When a dear friend was diagnosed with cancer after I’d finished my own treatments, I wanted to support him. But as he become more and more sick, I began to pull away from the relationship. One afternoon I was hiding out at a local coffee shop writing. I glanced up when someone approached who seemed to recognize me. At first, I didn’t recognize that it was this dear friend standing in front of me because of how much weight and hair he had lost and because of his gaunt appearance. I had to do a double take to make sure it was him.

Shocked, I was flooded by fear at the sight of my friend. My stomach sank as I realized that the man I was seeing might just as easily have been me. Until accidentally running into my friend, I hadn’t fully realized that I’d been avoiding reminders, including people close to me, that made it harder to keep my fear and sense of mortality at bay.

After he died, I realized I had unknowingly responded similarly to those in our Ebola study. My retreat wasn’t because I didn’t care; it was because I was scared. His experience had brought up all my own hurt and terrifying memories. While I’d previously understood TMT research at an intellectual level, running into my friend was the first time I understood it in my deep places.

Now I realize some of the friends that pulled away may have done so because of their own unhealed pain, or fear of their own mortality. There were also a couple of relationships that just weren’t as close as I had thought, or that drifted apart because of changes in jobs and location. Others may have thought I wanted to be alone because I felt too sick to be social, and regularly canceled efforts to connect because of treatment side effects.

There are probably many more reasons people withdraw. But regardless of the reasons, I know it still hurts.

Even though we can’t control how others respond, the good news is that we can choose the sort of friend we want to be to others.
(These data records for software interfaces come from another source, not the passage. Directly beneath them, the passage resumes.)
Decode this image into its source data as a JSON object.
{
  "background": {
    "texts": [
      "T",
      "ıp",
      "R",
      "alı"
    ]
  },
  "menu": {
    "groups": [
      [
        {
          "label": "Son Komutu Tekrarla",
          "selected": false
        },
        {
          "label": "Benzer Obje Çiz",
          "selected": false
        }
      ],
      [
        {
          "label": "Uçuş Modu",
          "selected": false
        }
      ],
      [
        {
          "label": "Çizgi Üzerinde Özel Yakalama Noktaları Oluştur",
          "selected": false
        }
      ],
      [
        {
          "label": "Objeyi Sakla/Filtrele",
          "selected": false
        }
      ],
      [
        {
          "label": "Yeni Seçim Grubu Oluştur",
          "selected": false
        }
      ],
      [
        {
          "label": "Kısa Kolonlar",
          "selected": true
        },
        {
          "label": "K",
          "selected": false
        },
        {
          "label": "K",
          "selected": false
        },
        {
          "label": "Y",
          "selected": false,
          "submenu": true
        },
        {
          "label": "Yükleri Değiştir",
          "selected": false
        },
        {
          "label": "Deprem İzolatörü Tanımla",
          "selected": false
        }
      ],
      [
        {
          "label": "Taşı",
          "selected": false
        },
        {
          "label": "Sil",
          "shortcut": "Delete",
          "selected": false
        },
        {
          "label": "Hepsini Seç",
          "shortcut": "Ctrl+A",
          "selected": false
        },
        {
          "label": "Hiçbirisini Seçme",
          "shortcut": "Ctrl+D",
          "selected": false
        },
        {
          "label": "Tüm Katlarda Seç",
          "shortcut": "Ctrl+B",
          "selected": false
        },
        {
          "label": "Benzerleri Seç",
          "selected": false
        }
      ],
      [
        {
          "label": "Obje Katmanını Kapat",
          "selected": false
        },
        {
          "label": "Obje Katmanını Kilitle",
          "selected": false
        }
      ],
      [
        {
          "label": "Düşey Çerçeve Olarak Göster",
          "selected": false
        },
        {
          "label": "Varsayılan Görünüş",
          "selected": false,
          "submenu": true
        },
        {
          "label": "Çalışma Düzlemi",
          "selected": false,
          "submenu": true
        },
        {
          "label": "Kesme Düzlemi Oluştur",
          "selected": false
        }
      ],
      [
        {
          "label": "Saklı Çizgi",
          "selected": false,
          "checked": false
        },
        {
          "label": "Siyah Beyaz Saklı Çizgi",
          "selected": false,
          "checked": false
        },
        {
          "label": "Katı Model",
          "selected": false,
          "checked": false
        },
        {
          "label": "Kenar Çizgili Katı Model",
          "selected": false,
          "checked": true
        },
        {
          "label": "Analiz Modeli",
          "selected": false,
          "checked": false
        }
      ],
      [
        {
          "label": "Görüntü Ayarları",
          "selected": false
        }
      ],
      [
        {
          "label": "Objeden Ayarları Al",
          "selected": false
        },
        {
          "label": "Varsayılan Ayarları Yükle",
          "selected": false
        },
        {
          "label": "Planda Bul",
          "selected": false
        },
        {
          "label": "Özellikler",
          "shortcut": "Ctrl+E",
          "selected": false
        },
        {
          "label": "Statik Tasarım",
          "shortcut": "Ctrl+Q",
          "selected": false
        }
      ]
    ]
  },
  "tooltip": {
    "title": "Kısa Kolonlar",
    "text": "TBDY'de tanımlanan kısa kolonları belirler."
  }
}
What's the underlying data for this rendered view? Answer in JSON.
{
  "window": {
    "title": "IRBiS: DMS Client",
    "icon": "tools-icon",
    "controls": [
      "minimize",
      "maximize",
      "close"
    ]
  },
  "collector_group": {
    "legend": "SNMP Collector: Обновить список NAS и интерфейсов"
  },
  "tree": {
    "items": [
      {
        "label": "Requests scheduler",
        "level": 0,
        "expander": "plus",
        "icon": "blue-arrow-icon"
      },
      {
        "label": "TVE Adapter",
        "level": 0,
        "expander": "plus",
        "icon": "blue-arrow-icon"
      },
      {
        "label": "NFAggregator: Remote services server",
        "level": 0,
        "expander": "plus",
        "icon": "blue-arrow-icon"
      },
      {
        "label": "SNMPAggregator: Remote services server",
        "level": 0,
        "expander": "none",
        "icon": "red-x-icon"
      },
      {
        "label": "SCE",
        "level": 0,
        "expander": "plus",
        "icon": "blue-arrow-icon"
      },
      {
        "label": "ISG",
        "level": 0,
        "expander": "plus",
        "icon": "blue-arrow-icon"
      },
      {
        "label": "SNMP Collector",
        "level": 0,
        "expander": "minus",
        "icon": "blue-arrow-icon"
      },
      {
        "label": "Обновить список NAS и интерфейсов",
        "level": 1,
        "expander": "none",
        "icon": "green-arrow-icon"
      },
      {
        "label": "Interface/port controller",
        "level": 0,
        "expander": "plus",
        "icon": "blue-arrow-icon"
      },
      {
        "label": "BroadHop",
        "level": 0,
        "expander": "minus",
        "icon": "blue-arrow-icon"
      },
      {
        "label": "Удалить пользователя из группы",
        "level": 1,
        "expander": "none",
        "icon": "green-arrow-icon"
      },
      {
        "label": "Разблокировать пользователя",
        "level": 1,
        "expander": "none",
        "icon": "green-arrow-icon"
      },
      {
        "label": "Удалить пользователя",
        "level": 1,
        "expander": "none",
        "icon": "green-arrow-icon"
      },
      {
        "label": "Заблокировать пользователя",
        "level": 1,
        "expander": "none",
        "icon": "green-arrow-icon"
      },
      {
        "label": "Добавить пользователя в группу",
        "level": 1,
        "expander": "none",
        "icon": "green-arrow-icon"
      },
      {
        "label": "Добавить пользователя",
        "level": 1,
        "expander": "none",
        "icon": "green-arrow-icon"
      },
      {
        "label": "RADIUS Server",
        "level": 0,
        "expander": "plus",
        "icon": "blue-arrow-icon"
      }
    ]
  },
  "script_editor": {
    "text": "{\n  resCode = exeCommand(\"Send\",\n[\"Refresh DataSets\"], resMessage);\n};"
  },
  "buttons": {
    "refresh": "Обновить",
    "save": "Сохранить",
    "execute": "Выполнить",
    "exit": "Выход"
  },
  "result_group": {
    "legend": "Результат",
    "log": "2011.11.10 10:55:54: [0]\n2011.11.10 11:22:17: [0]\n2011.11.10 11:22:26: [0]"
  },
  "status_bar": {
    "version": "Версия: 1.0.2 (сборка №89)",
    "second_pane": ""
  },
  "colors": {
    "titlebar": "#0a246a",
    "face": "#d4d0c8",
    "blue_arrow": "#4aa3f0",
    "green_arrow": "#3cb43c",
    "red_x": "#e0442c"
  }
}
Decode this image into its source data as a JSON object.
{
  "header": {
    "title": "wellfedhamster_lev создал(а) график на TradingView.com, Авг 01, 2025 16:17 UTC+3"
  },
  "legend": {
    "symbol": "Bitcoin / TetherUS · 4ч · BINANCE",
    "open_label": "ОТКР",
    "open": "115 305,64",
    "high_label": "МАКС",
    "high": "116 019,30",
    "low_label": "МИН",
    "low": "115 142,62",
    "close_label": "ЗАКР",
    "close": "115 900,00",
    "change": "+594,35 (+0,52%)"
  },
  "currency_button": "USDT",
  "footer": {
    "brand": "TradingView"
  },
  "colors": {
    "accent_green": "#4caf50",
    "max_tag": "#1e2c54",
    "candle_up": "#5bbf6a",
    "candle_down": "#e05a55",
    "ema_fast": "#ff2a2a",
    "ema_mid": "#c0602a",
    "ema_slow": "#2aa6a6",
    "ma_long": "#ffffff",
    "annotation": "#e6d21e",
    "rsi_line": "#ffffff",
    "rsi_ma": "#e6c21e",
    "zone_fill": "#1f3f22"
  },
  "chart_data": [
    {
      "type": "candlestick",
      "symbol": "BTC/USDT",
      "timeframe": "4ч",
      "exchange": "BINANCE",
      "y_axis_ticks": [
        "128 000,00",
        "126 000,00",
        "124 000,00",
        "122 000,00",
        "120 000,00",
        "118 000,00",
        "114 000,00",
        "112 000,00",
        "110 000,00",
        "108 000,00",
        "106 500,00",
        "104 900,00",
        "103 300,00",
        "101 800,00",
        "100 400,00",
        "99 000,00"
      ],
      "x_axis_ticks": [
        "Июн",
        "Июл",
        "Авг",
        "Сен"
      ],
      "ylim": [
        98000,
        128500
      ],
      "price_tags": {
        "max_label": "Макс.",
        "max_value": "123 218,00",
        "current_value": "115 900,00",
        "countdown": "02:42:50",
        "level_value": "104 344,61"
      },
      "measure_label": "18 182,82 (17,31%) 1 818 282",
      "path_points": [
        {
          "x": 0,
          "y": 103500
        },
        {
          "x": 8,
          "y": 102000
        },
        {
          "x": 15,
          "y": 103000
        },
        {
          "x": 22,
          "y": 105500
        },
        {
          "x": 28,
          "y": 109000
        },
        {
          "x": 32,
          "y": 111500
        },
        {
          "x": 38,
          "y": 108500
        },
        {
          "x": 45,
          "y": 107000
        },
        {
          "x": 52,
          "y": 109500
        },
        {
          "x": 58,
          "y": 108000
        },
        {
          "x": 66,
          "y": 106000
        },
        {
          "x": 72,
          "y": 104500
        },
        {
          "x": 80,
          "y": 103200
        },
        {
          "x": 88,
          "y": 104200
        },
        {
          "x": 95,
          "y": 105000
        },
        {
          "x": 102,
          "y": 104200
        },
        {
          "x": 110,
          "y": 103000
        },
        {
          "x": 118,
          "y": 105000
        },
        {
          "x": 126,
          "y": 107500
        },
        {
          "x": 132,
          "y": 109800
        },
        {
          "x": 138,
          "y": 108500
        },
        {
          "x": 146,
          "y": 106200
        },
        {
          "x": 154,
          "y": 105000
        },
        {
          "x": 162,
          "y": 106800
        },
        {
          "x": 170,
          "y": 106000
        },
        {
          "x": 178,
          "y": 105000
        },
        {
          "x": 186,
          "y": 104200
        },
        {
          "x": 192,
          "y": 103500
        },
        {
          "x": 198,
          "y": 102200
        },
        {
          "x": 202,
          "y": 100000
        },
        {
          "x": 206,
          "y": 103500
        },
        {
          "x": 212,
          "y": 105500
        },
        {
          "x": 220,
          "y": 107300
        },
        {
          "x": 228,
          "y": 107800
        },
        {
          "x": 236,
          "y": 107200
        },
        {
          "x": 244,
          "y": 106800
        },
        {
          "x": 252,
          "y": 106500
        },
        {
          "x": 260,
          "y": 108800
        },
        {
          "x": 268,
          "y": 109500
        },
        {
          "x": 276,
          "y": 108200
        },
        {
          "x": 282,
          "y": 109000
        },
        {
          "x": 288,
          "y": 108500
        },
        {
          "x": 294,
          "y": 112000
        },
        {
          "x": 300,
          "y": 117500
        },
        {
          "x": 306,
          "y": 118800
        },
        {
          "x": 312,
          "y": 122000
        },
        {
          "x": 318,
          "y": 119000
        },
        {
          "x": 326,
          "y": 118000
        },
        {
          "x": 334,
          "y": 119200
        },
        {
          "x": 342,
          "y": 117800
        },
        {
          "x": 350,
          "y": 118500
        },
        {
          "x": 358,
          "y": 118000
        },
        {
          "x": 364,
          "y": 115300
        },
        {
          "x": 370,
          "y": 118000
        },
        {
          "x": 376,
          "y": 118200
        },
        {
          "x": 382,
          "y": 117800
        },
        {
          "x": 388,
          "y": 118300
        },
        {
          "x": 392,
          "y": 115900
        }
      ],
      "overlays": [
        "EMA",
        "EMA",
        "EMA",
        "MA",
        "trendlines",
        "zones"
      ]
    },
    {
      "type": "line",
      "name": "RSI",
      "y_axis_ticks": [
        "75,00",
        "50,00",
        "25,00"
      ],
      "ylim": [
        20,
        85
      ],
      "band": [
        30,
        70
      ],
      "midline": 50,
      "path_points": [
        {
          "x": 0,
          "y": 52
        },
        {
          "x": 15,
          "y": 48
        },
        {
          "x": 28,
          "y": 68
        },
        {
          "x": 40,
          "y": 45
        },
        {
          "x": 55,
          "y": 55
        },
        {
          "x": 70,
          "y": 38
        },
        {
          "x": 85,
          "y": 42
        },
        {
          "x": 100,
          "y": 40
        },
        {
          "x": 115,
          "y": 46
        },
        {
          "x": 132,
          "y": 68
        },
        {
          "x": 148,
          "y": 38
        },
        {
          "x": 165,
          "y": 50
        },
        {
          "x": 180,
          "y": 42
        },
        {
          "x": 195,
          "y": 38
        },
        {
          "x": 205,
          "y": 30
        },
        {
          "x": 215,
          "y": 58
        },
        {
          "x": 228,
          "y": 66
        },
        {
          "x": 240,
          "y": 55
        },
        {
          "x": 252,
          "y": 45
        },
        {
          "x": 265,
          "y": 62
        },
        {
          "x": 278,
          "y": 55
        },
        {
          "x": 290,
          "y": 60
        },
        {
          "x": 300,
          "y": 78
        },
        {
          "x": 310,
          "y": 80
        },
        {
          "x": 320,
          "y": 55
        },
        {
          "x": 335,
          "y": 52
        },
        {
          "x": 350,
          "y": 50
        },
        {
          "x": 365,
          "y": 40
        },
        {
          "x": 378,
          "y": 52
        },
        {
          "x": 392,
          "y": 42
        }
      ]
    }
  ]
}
But first, we need to understand that even when compassion is painful — perhaps especially when it is painful — we need to set aside our own discomfort and reach out to a friend who is suffering.

Jamie Aten, Ph.D., is the founder and executive director of the Humanitarian Disaster Institute and Blanchard Chair of Humanitarian & Disaster Leadership at Wheaton College in Illinois. He is the author of A Walking Disaster: What Katrina and Cancer Taught Me About Faith and Resilience (Templeton Press). He is a contributor to Cure Magazine’s Voices and blogs at Fight Colorectal Cancer’s Emotional First Aid and Psychology Today’s Hope + Resilience. In 2016 he received a FEMA award at the White House. Follow on Twitter at @drjamieaten or visit his website jamieaten.com. This guest column appears through our partnership with Inspire, an Arlington, Va., company with condition-specific online support communities for more than a million patients and caregivers.